» Assignment
Hand back the entries below exactly.

**** Provided entries ****

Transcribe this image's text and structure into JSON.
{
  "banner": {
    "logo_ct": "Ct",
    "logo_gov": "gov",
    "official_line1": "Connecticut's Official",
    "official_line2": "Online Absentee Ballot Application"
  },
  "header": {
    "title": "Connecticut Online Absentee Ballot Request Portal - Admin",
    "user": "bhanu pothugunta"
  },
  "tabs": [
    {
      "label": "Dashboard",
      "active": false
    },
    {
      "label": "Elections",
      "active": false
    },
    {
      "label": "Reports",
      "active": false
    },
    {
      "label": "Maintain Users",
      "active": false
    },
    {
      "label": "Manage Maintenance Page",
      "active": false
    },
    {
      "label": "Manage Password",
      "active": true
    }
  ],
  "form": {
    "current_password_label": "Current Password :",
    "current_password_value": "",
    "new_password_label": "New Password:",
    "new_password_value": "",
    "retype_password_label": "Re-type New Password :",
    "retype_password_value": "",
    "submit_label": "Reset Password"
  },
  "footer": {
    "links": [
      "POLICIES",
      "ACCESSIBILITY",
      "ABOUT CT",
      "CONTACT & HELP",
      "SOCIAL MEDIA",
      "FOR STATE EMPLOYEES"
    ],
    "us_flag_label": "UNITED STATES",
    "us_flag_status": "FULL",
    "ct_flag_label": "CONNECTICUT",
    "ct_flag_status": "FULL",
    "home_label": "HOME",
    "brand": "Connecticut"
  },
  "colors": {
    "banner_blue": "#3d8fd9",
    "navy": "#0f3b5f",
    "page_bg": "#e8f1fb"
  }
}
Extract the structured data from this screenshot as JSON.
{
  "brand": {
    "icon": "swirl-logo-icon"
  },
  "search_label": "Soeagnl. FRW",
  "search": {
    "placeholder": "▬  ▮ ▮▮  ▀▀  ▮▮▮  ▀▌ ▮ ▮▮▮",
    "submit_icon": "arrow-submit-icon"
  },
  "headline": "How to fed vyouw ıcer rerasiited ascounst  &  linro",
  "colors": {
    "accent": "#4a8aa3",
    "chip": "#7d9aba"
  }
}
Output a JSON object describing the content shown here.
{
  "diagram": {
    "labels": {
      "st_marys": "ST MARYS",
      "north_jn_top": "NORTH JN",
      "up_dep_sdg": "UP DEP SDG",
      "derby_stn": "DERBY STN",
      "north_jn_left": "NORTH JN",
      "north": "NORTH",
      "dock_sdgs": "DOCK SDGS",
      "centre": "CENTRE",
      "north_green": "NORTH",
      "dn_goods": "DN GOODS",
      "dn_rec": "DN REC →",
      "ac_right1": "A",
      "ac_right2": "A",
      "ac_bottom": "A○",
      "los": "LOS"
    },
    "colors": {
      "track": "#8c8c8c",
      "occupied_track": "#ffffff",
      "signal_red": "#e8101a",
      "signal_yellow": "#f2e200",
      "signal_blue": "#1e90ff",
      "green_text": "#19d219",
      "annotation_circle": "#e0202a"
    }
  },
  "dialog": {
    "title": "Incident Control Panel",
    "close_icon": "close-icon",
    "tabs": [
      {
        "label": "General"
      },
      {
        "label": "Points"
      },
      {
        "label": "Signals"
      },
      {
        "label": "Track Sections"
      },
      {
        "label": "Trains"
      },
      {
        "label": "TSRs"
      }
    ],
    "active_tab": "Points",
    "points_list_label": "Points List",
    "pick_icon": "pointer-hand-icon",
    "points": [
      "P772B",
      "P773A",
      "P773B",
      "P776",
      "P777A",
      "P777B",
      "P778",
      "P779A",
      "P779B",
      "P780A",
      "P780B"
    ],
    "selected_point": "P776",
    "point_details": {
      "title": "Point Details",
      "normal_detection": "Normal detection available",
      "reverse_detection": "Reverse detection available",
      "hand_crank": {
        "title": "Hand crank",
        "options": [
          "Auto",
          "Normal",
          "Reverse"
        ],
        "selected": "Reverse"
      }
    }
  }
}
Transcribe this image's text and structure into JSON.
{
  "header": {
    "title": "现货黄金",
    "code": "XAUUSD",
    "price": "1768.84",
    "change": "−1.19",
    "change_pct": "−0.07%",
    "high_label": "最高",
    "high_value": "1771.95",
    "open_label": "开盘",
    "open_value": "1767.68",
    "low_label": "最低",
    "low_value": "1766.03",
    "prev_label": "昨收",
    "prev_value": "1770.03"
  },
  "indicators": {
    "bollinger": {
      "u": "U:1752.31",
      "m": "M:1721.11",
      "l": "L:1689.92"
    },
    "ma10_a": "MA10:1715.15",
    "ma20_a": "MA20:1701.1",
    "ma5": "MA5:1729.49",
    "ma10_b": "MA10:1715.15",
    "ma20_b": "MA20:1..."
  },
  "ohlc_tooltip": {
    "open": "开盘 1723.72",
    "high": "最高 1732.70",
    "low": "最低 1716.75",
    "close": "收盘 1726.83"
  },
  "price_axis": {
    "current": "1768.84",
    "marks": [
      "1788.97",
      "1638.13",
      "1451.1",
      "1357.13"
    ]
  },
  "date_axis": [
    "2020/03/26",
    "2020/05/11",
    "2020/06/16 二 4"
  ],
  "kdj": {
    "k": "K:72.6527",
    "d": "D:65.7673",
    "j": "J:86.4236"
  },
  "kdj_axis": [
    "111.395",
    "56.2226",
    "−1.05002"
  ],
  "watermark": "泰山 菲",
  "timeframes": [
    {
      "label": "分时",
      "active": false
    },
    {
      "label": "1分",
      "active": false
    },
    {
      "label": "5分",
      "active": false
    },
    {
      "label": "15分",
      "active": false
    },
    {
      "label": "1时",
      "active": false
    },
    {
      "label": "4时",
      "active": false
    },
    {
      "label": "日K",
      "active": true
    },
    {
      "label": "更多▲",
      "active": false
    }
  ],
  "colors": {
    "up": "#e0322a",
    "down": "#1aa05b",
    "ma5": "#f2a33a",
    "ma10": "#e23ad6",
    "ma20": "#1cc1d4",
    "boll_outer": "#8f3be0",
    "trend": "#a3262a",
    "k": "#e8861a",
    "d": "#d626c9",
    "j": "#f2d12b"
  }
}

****

» Task solution
Transcribe this image's text and structure into JSON.
{
  "banner": {
    "logo_ct": "Ct",
    "logo_gov": "gov",
    "official_line1": "Connecticut's Official",
    "official_line2": "Online Absentee Ballot Application"
  },
  "header": {
    "title": "Connecticut Online Absentee Ballot Request Portal - Admin",
    "user": "bhanu pothugunta"
  },
  "tabs": [
    {
      "label": "Dashboard",
      "active": false
    },
    {
      "label": "Elections",
      "active": false
    },
    {
      "label": "Reports",
      "active": false
    },
    {
      "label": "Maintain Users",
      "active": false
    },
    {
      "label": "Manage Maintenance Page",
      "active": false
    },
    {
      "label": "Manage Password",
      "active": true
    }
  ],
  "form": {
    "current_password_label": "Current Password :",
    "current_password_value": "",
    "new_password_label": "New Password:",
    "new_password_value": "",
    "retype_password_label": "Re-type New Password :",
    "retype_password_value": "",
    "submit_label": "Reset Password"
  },
  "footer": {
    "links": [
      "POLICIES",
      "ACCESSIBILITY",
      "ABOUT CT",
      "CONTACT & HELP",
      "SOCIAL MEDIA",
      "FOR STATE EMPLOYEES"
    ],
    "us_flag_label": "UNITED STATES",
    "us_flag_status": "FULL",
    "ct_flag_label": "CONNECTICUT",
    "ct_flag_status": "FULL",
    "home_label": "HOME",
    "brand": "Connecticut"
  },
  "colors": {
    "banner_blue": "#3d8fd9",
    "navy": "#0f3b5f",
    "page_bg": "#e8f1fb"
  }
}
Extract the structured data from this screenshot as JSON.
{
  "brand": {
    "icon": "swirl-logo-icon"
  },
  "search_label": "Soeagnl. FRW",
  "search": {
    "placeholder": "▬  ▮ ▮▮  ▀▀  ▮▮▮  ▀▌ ▮ ▮▮▮",
    "submit_icon": "arrow-submit-icon"
  },
  "headline": "How to fed vyouw ıcer rerasiited ascounst  &  linro",
  "colors": {
    "accent": "#4a8aa3",
    "chip": "#7d9aba"
  }
}
Output a JSON object describing the content shown here.
{
  "diagram": {
    "labels": {
      "st_marys": "ST MARYS",
      "north_jn_top": "NORTH JN",
      "up_dep_sdg": "UP DEP SDG",
      "derby_stn": "DERBY STN",
      "north_jn_left": "NORTH JN",
      "north": "NORTH",
      "dock_sdgs": "DOCK SDGS",
      "centre": "CENTRE",
      "north_green": "NORTH",
      "dn_goods": "DN GOODS",
      "dn_rec": "DN REC →",
      "ac_right1": "A",
      "ac_right2": "A",
      "ac_bottom": "A○",
      "los": "LOS"
    },
    "colors": {
      "track": "#8c8c8c",
      "occupied_track": "#ffffff",
      "signal_red": "#e8101a",
      "signal_yellow": "#f2e200",
      "signal_blue": "#1e90ff",
      "green_text": "#19d219",
      "annotation_circle": "#e0202a"
    }
  },
  "dialog": {
    "title": "Incident Control Panel",
    "close_icon": "close-icon",
    "tabs": [
      {
        "label": "General"
      },
      {
        "label": "Points"
      },
      {
        "label": "Signals"
      },
      {
        "label": "Track Sections"
      },
      {
        "label": "Trains"
      },
      {
        "label": "TSRs"
      }
    ],
    "active_tab": "Points",
    "points_list_label": "Points List",
    "pick_icon": "pointer-hand-icon",
    "points": [
      "P772B",
      "P773A",
      "P773B",
      "P776",
      "P777A",
      "P777B",
      "P778",
      "P779A",
      "P779B",
      "P780A",
      "P780B"
    ],
    "selected_point": "P776",
    "point_details": {
      "title": "Point Details",
      "normal_detection": "Normal detection available",
      "reverse_detection": "Reverse detection available",
      "hand_crank": {
        "title": "Hand crank",
        "options": [
          "Auto",
          "Normal",
          "Reverse"
        ],
        "selected": "Reverse"
      }
    }
  }
}
Transcribe this image's text and structure into JSON.
{
  "header": {
    "title": "现货黄金",
    "code": "XAUUSD",
    "price": "1768.84",
    "change": "−1.19",
    "change_pct": "−0.07%",
    "high_label": "最高",
    "high_value": "1771.95",
    "open_label": "开盘",
    "open_value": "1767.68",
    "low_label": "最低",
    "low_value": "1766.03",
    "prev_label": "昨收",
    "prev_value": "1770.03"
  },
  "indicators": {
    "bollinger": {
      "u": "U:1752.31",
      "m": "M:1721.11",
      "l": "L:1689.92"
    },
    "ma10_a": "MA10:1715.15",
    "ma20_a": "MA20:1701.1",
    "ma5": "MA5:1729.49",
    "ma10_b": "MA10:1715.15",
    "ma20_b": "MA20:1..."
  },
  "ohlc_tooltip": {
    "open": "开盘 1723.72",
    "high": "最高 1732.70",
    "low": "最低 1716.75",
    "close": "收盘 1726.83"
  },
  "price_axis": {
    "current": "1768.84",
    "marks": [
      "1788.97",
      "1638.13",
      "1451.1",
      "1357.13"
    ]
  },
  "date_axis": [
    "2020/03/26",
    "2020/05/11",
    "2020/06/16 二 4"
  ],
  "kdj": {
    "k": "K:72.6527",
    "d": "D:65.7673",
    "j": "J:86.4236"
  },
  "kdj_axis": [
    "111.395",
    "56.2226",
    "−1.05002"
  ],
  "watermark": "泰山 菲",
  "timeframes": [
    {
      "label": "分时",
      "active": false
    },
    {
      "label": "1分",
      "active": false
    },
    {
      "label": "5分",
      "active": false
    },
    {
      "label": "15分",
      "active": false
    },
    {
      "label": "1时",
      "active": false
    },
    {
      "label": "4时",
      "active": false
    },
    {
      "label": "日K",
      "active": true
    },
    {
      "label": "更多▲",
      "active": false
    }
  ],
  "colors": {
    "up": "#e0322a",
    "down": "#1aa05b",
    "ma5": "#f2a33a",
    "ma10": "#e23ad6",
    "ma20": "#1cc1d4",
    "boll_outer": "#8f3be0",
    "trend": "#a3262a",
    "k": "#e8861a",
    "d": "#d626c9",
    "j": "#f2d12b"
  }
}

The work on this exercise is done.